Task to carry out >> Identify, in the records below, every line where the string "Price" appears, and copy each such line.

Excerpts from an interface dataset
════
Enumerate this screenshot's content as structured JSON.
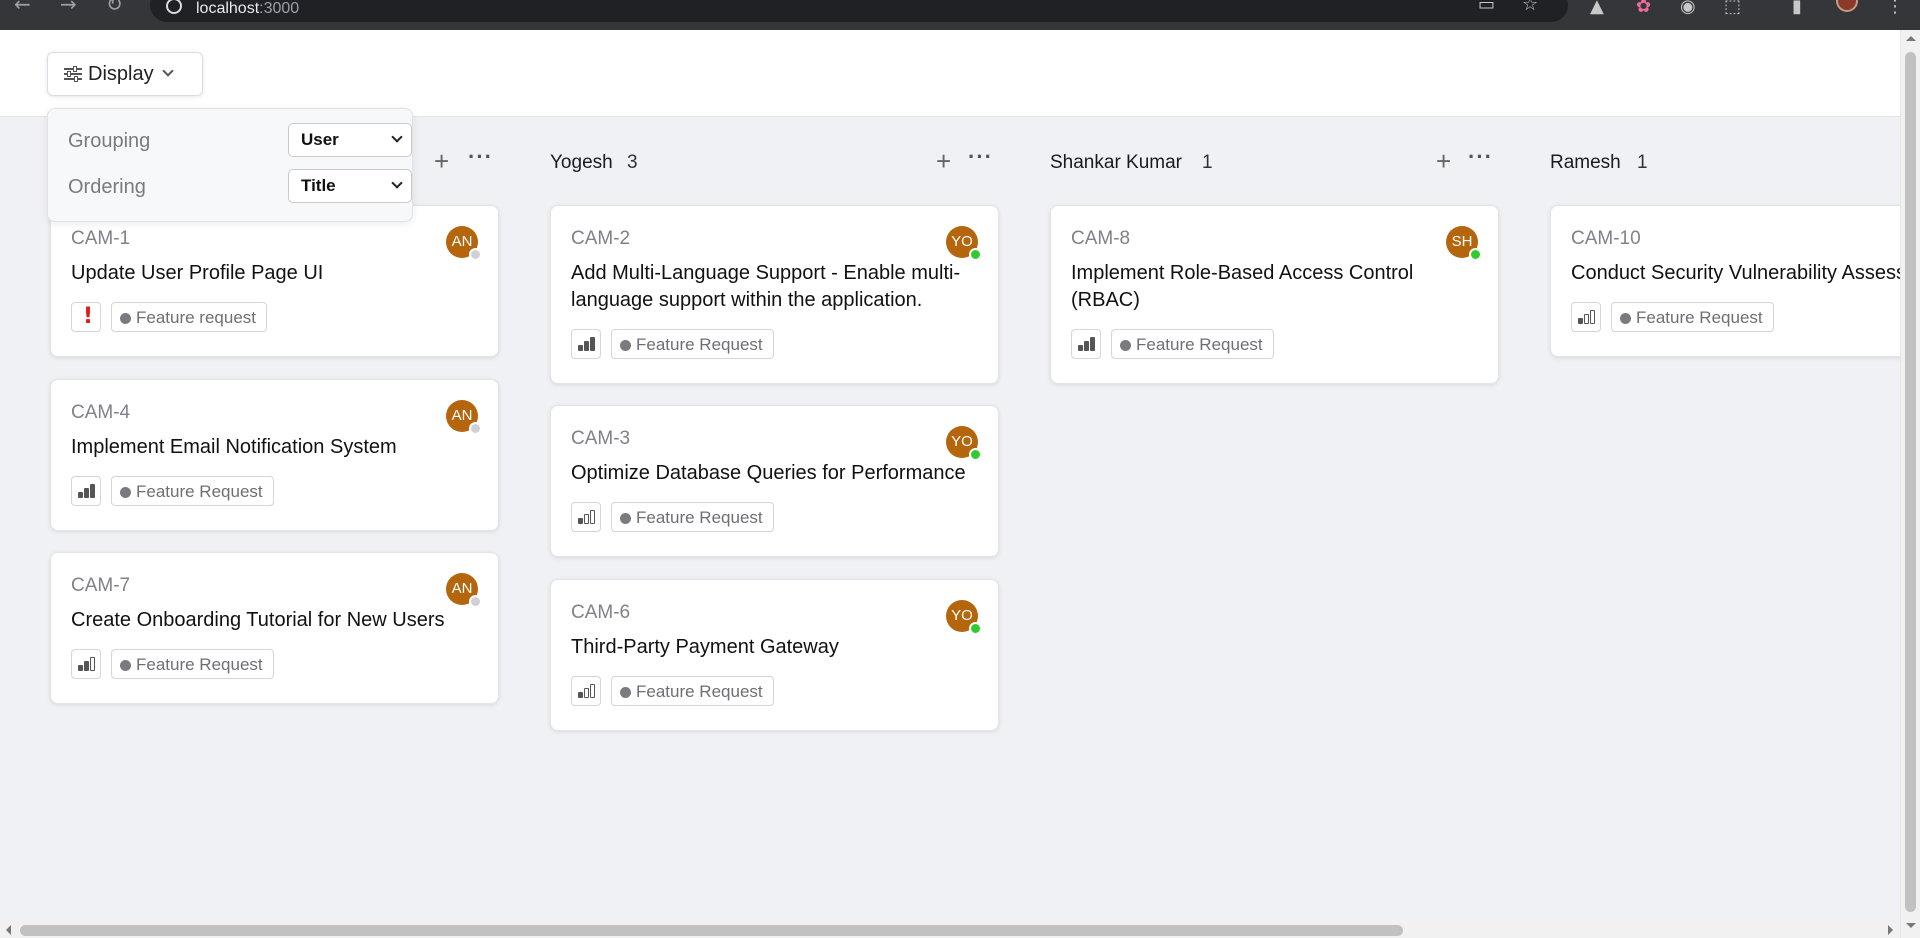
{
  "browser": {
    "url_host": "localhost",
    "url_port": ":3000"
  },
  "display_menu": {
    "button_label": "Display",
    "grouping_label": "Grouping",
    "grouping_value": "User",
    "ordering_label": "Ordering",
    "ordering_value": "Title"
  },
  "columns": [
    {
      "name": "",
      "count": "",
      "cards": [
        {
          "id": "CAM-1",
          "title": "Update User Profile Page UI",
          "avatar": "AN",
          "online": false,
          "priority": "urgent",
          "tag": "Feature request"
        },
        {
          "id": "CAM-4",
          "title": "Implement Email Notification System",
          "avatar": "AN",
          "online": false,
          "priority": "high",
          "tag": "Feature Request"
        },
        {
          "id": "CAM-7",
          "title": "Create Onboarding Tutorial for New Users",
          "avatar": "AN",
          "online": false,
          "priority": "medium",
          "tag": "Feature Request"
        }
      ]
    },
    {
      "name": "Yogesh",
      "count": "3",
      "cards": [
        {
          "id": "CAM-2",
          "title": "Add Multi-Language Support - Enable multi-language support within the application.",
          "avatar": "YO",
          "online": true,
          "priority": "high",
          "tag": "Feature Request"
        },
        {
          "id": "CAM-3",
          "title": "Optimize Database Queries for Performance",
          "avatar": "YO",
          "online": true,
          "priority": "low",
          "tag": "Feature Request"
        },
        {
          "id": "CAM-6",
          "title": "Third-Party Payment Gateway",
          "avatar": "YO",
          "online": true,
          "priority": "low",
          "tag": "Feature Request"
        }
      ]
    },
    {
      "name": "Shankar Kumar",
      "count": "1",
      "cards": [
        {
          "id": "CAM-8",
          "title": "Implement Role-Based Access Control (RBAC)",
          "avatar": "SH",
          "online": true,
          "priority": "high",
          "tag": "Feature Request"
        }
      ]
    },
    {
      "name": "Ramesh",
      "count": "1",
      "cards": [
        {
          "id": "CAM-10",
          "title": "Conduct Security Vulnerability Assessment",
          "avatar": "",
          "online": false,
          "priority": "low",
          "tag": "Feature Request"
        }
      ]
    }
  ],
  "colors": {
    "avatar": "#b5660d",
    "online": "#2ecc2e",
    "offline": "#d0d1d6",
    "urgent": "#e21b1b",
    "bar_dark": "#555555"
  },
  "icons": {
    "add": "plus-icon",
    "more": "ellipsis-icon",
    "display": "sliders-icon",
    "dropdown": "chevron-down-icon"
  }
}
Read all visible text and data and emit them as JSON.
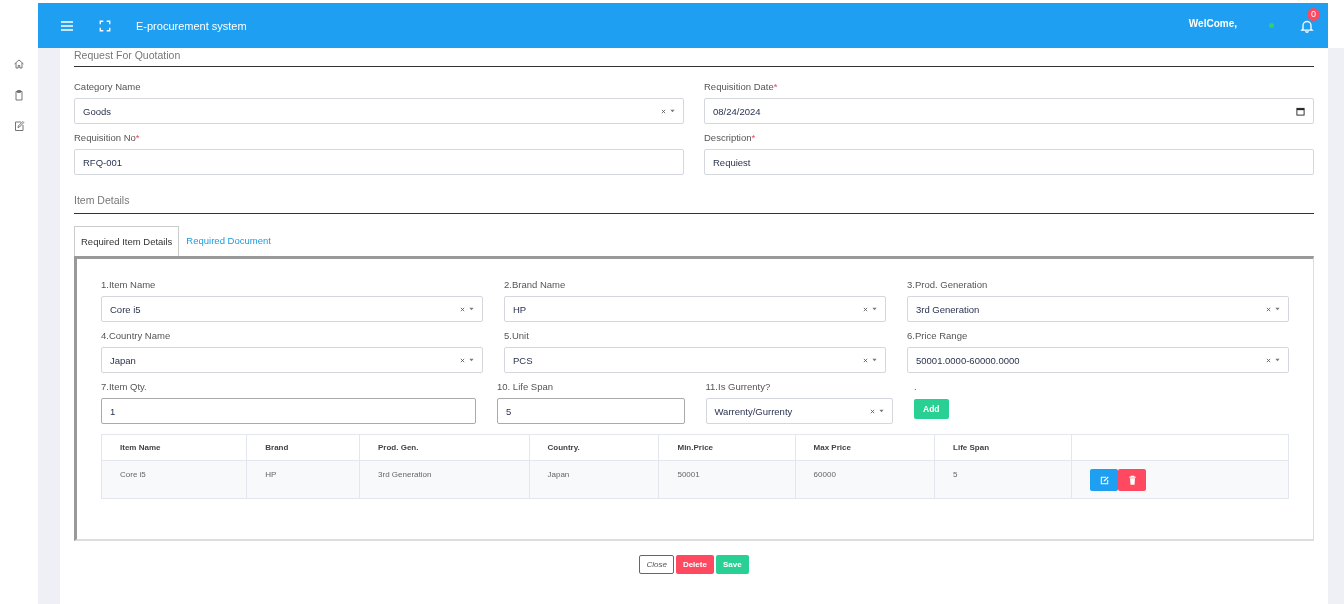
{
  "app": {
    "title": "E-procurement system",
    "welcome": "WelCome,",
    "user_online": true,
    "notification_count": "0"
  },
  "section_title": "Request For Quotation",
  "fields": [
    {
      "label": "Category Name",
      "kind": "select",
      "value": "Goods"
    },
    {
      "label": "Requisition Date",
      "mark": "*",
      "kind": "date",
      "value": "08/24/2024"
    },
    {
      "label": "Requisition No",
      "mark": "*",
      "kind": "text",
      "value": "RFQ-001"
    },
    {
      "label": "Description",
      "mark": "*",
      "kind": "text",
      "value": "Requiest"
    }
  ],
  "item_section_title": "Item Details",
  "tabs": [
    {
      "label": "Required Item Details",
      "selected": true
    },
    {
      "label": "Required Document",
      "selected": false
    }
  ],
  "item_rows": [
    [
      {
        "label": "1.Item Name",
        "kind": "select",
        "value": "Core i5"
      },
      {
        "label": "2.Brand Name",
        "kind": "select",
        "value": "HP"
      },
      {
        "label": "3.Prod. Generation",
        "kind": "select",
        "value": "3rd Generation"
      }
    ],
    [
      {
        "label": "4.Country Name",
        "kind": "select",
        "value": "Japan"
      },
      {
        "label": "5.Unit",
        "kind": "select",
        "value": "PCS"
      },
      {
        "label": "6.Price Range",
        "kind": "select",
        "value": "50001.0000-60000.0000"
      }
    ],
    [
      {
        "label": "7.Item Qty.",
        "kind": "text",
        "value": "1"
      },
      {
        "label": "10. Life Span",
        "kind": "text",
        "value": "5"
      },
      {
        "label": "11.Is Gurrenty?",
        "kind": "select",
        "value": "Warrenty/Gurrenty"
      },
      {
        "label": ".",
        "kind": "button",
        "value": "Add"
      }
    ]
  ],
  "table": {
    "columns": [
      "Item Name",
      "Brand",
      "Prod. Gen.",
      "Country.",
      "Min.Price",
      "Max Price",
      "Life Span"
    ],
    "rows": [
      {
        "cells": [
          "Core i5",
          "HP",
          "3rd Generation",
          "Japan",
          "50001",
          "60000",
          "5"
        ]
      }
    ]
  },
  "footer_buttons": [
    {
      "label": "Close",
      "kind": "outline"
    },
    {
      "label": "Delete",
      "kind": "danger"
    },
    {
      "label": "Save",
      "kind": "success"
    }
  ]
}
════
Exercise answer >>
        "label": "6.Price Range",
      "Min.Price",
      "Max Price",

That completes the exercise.